### Data provided ###
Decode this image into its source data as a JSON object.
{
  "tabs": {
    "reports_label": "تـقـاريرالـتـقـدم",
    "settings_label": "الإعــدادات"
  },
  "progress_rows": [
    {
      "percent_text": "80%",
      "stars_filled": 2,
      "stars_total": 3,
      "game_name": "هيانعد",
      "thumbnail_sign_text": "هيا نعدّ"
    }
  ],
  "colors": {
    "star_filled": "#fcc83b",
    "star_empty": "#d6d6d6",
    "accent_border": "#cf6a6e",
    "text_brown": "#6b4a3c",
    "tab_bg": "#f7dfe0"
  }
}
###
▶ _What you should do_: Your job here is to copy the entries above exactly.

▶ _Worked solution_:
Decode this image into its source data as a JSON object.
{
  "tabs": {
    "reports_label": "تـقـاريرالـتـقـدم",
    "settings_label": "الإعــدادات"
  },
  "progress_rows": [
    {
      "percent_text": "80%",
      "stars_filled": 2,
      "stars_total": 3,
      "game_name": "هيانعد",
      "thumbnail_sign_text": "هيا نعدّ"
    }
  ],
  "colors": {
    "star_filled": "#fcc83b",
    "star_empty": "#d6d6d6",
    "accent_border": "#cf6a6e",
    "text_brown": "#6b4a3c",
    "tab_bg": "#f7dfe0"
  }
}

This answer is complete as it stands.